I just learned I’ve made the first mistake of my entire life (excluding the countless ones that don’t count — like, who’z kounting?). Why I am admitting this mistake, I can’t say — no one seems to have noticed it, so I have no reason to believe my seemingly unblemished record wouldn’t continue to leave all my adoring followers none the wiser. All right, if you must know, I’m admitting the mistake because of writer’s block; now I have something to post about, otherwise you would be staring at a blankety-blank screen.

No doubt you’ve heard the expression “A day late and a dollar short.” Well, my last post on April 24th was a day early and a scholar short: EAST MEETS WEST DAY was April 25 (not April 24), and the head scholar on my staff failed to catch the error. I have therefore fired said head scholar, for whom I’ve generously provided a letter of recommendation to the Trump Administration for the position of Secretary of Wealth, Edumacation & Hellfare — a position held since January by one Alex Azar, who is but the fourth such Sec since Trump became President, lo, these many moons ago. Their average length of service being under four moonths, the position should become vacant shortly; my bumbling former head scholar will fit right in and fill the vacancy with no one being the wiser.

Now, I realize that I appear to be putting the blame for my date mistake on the poor schmuck I fired, but as President of this blog, the bucks stop here….and so, dear reader, I take full responsibility for the poor schmuck’s error, and

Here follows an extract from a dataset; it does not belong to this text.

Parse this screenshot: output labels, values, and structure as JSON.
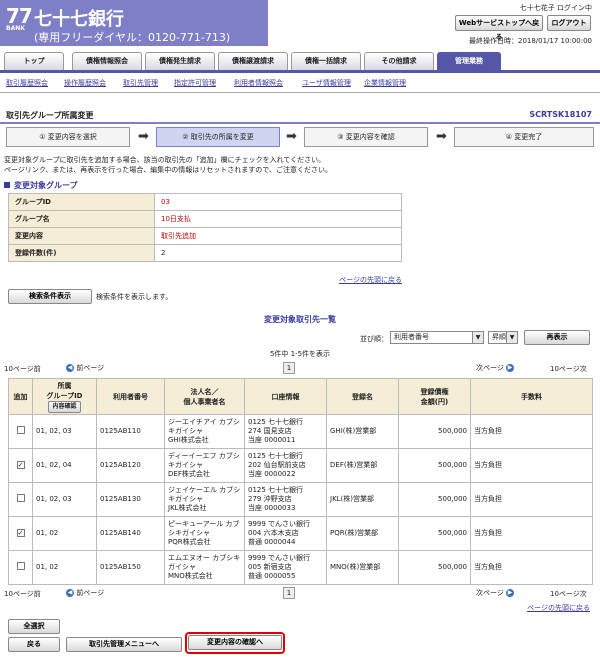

I humbly ask that you accept this sincere apology for what it’s worth. After all,

Love you.